I exited the men's public restroom at work, and walked the fifty yards or so back to my office. Engrossed in my work, I opened some mail and created files for several minutes until I realized my iPhone was not in sight.
I'd left it in the stall!
An iPhone is a remarkable piece of technology when one has to use a public bathroom for an extended period of time. I use mine to check email, read FML and text friends who have made the decision to reduce their blogging efforts.
All from within the comfort of the small cubicle and locked door.
Knowing for certain I'd left the iPhone on top of the toilet paper dispenser, I high-tailed it (pun intended) from my office back to the restroom to get it before anyone else could go into the stall.
I was too late. I opened the restroom door to see my former stall door was closed.
Locked. With a set of big brown shoes under the door.
Desperate, I knocked. "Hello," I said. " I think I left my cell phone in the stall. Would you look, and slide it under the door?"
No answer. I knocked again.
"Hey . . . I left my iPhone in this stall. Do me a favor and slide it under the door, okay?"
Now certain the guy inside the stall intended to steal my iPhone, I grabbed the top of the wall and pulled myself up in order to see over. Sitting there-- doing his business-- was a man I'd never met. And he had a horrified look on his face.
"Hey, listen . . . I left my cell phone in this stall. Slide it to me, and I'll leave you alone." The man stared at me for a moment, opened his mouth awkwardly and said:
"No speak English."
"Cell telephono," I said in a desperate attempt. He looked confused, and shook his head.
I raced back to my office, determined to catch the guy before he zipped up and zipped out of the stall with my iPhone. I borrowed a phone from a friend, planning to go back to the restroom, call my number and catch the man red handed with my iPhone.
My friend wanted to ensure she had my number saved in her phone, so she pulled it up and hit "call." In a second or two, I heard my familiar ring. . .
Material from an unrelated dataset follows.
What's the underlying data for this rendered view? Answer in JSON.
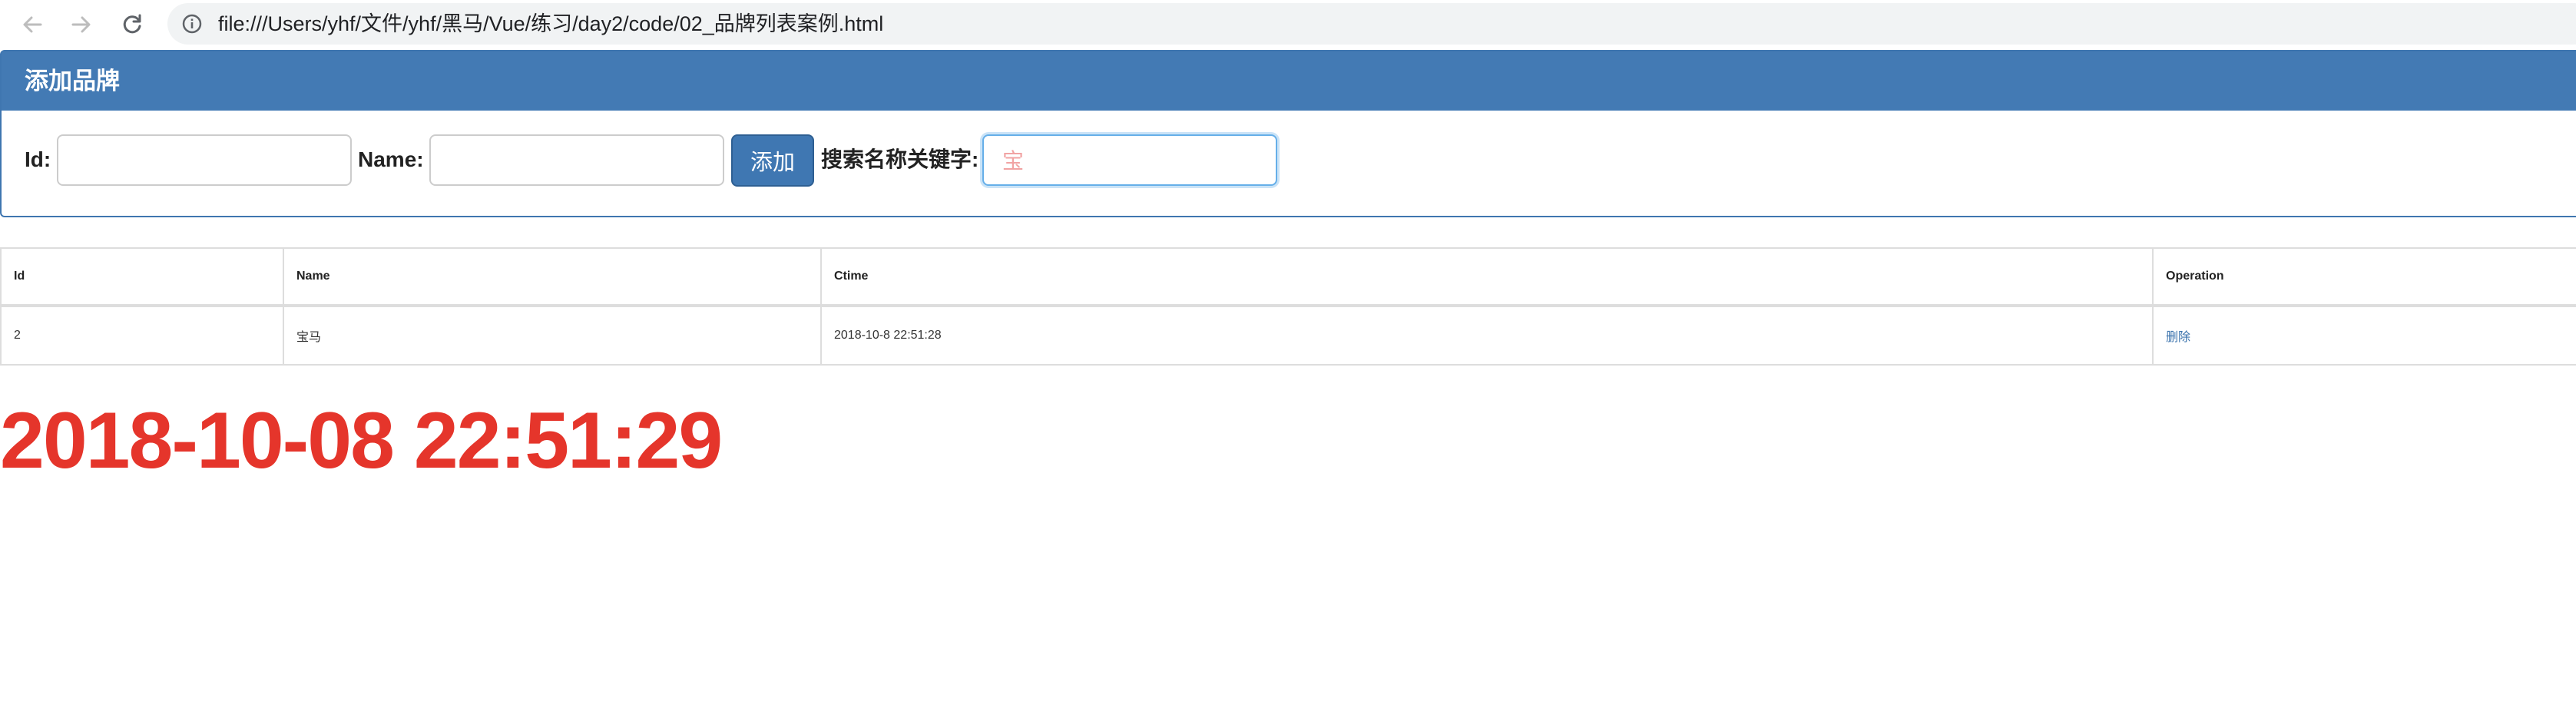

. . . under the pile of mail on my desk.
I closed my door and worked incognito for the rest of the day.